Offensively Soto has a natural ability to barrel the baseball and a preternatural feel for the strike zone.  Soto possesses lightning-quick hands and wrists, along with outstanding hand-eye coordination.  He generates excellent bat speed and whips the barrel through the zone.  Soto has an obvious plan at the plate to hunt fastballs, but is not afraid to work the count and hit with two strikes.  He uses the entire field and has started punishing pitches to left field this season.

Soto has impressive raw power, hitting home runs both in batting practice and game action to all fields.  In addition, he has noticeably improved against left-handed pitching and looks much more confident this season.  He needs additional experience at Double-A against quality breaking pitches, but Soto is easily the best hitter I have seen at this level since Bryce Harper.  I project Soto as a future “70” hit (1st 70 ever on a hit tool) and a “60” power hitter.

Defensively Soto lags behind his prodigious offensive skills, although he has made strides this season to improve in the field.  Soto possesses fringe-average speed and athleticism, along with an average arm, which allows him to play a solid right field.  He has improved his routes and reactions this season, giving him more range.  As he matures, I worry his foot speed will decrease more than his improving instincts can compensate for.  Soto should play a solid right field for a couple years, but he profiles as a fringe-average (“45”) defender in right field and likely a (“50”) in left.

Juan Soto is special.  He is particularly interesting due to his ability to hit for both average and power.  His bat speed, coupled with incredible barrel skills, combine to create a “different sound off his bat”.  The biggest knock is his lack of competition at Double-A and how he will react to better quality breaking balls in the future.  Furthermore, with Soto projecting as fringe-average to average defensively, the majority of his value will come from his bat, which limits his prospect floor.  Soto profiles as a .285-.300 hitter at the big league level, with 25-30 home runs annually.  I will be surprised if anything besides injury curtails Juan Soto into becoming a dynamic major league hitter.
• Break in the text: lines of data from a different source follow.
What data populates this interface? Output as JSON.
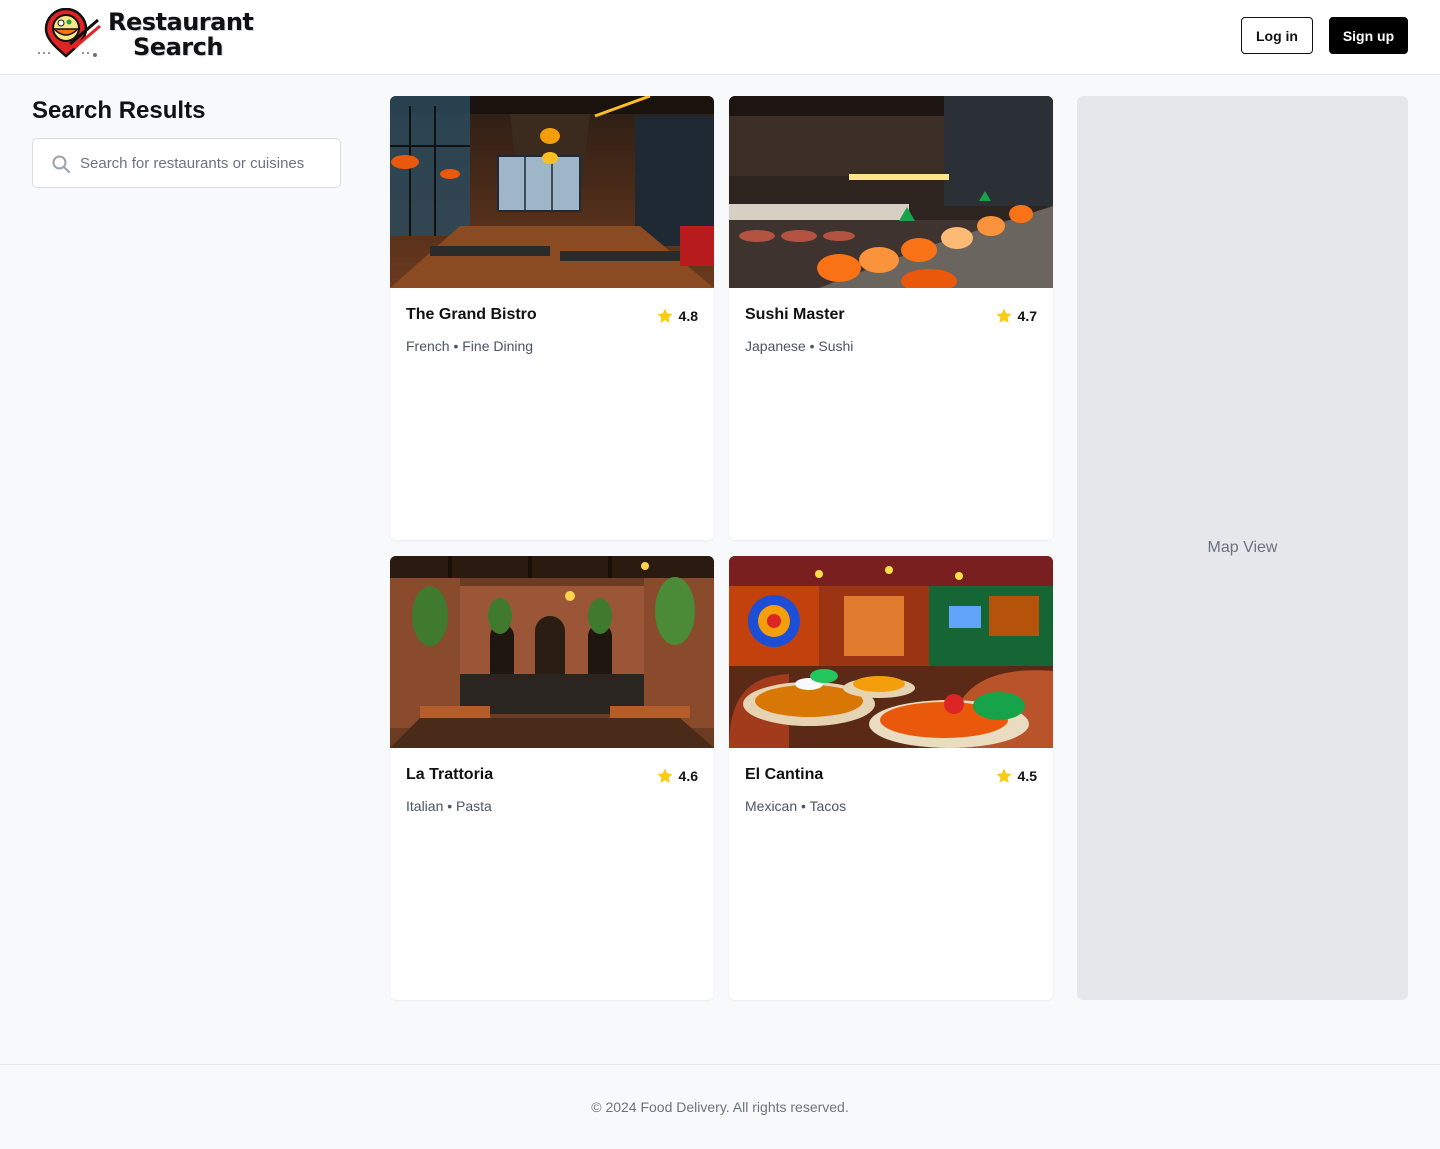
{
  "header": {
    "logo_line1": "Restaurant",
    "logo_line2": "Search",
    "login_label": "Log in",
    "signup_label": "Sign up"
  },
  "sidebar": {
    "title": "Search Results",
    "search_placeholder": "Search for restaurants or cuisines",
    "search_value": ""
  },
  "restaurants": [
    {
      "name": "The Grand Bistro",
      "rating": "4.8",
      "tags": "French • Fine Dining",
      "image": "bistro-interior"
    },
    {
      "name": "Sushi Master",
      "rating": "4.7",
      "tags": "Japanese • Sushi",
      "image": "sushi-bar"
    },
    {
      "name": "La Trattoria",
      "rating": "4.6",
      "tags": "Italian • Pasta",
      "image": "trattoria-interior"
    },
    {
      "name": "El Cantina",
      "rating": "4.5",
      "tags": "Mexican • Tacos",
      "image": "cantina-food"
    }
  ],
  "map": {
    "label": "Map View"
  },
  "footer": {
    "text": "© 2024 Food Delivery. All rights reserved."
  },
  "colors": {
    "star": "#facc15",
    "primary": "#000000",
    "map_bg": "#e5e7eb",
    "page_bg": "#f8f9fb"
  },
  "icons": {
    "search": "search-icon",
    "rating": "star-icon",
    "logo": "restaurant-pin-logo"
  }
}
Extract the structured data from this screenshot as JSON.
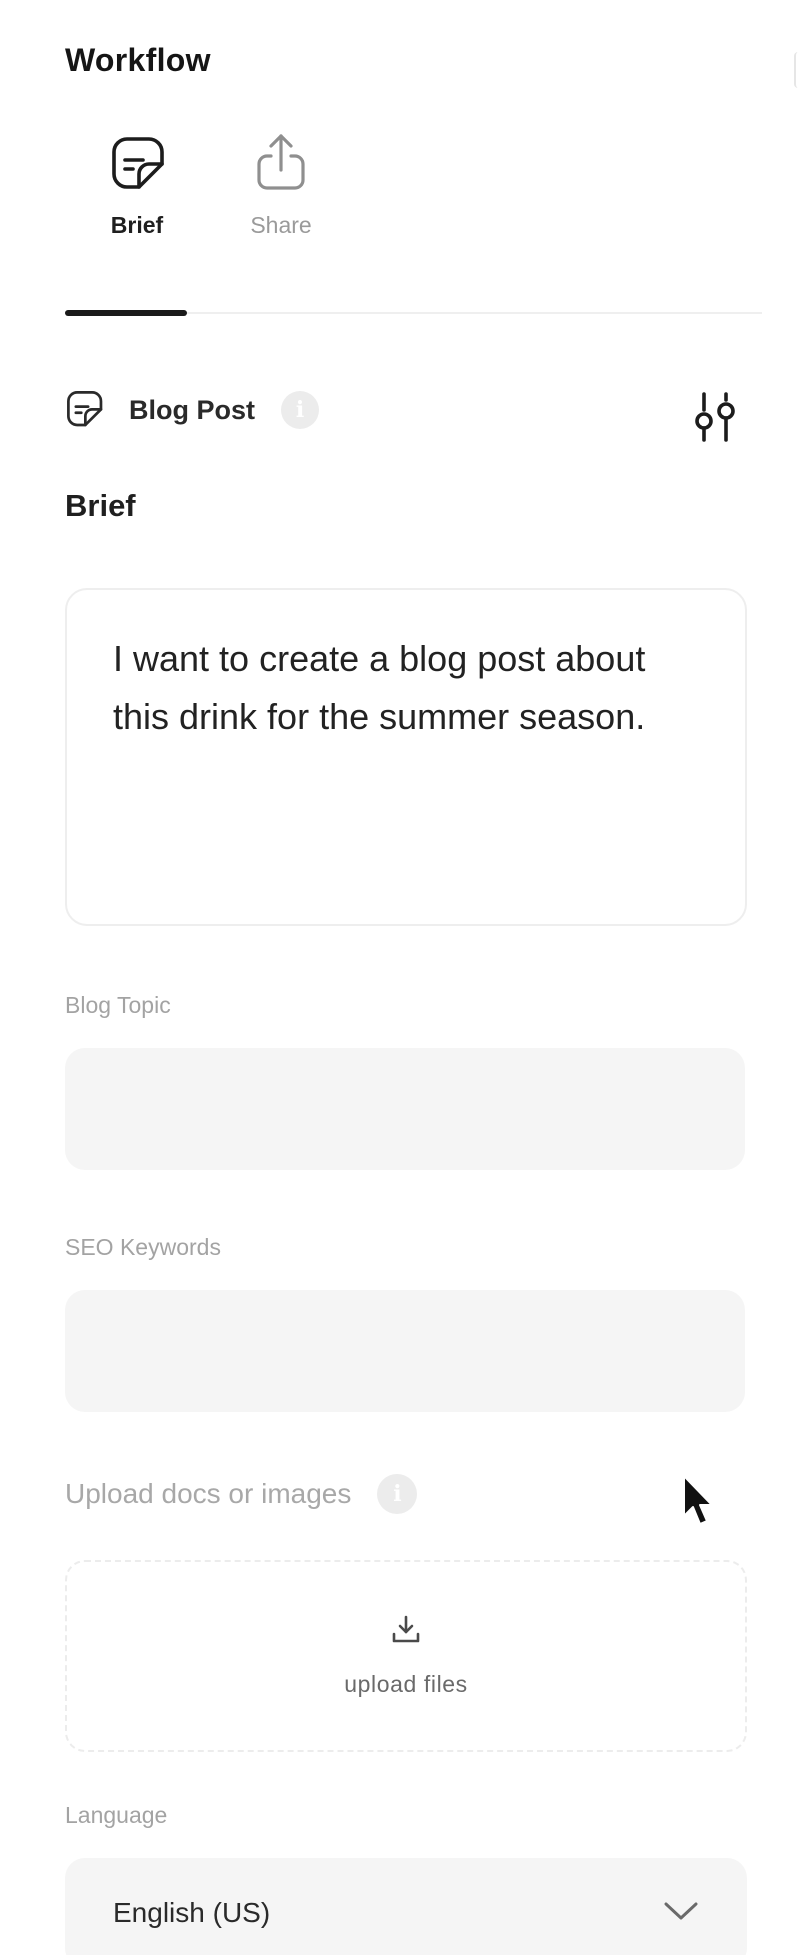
{
  "panel": {
    "title": "Workflow"
  },
  "tabs": [
    {
      "label": "Brief",
      "icon": "document-icon",
      "active": true
    },
    {
      "label": "Share",
      "icon": "share-icon",
      "active": false
    }
  ],
  "doc_type": {
    "label": "Blog Post",
    "icon": "document-icon",
    "info_icon": "info-icon"
  },
  "brief": {
    "heading": "Brief",
    "value": "I want to create a blog post about this drink for the summer season."
  },
  "blog_topic": {
    "label": "Blog Topic",
    "value": ""
  },
  "seo_keywords": {
    "label": "SEO Keywords",
    "value": ""
  },
  "upload": {
    "label": "Upload docs or images",
    "button_label": "upload files",
    "icon": "download-tray-icon",
    "info_icon": "info-icon"
  },
  "language": {
    "label": "Language",
    "selected": "English (US)",
    "icon": "chevron-down-icon"
  },
  "settings": {
    "icon": "sliders-icon"
  },
  "colors": {
    "text": "#1a1a1a",
    "muted": "#a3a3a3",
    "input_bg": "#f5f5f5",
    "border": "#eeeeee"
  }
}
* After writing this, Soto was unexpectedly promoted from Double-A Harrisburg to Washington.  I anticipate this to be a short-term promotion and he will return to Double-A for more seasoning this summer, with the caveat that he might hit so well he stays in Washington.  Essentially, I have stopped betting against what Juan Soto can do. *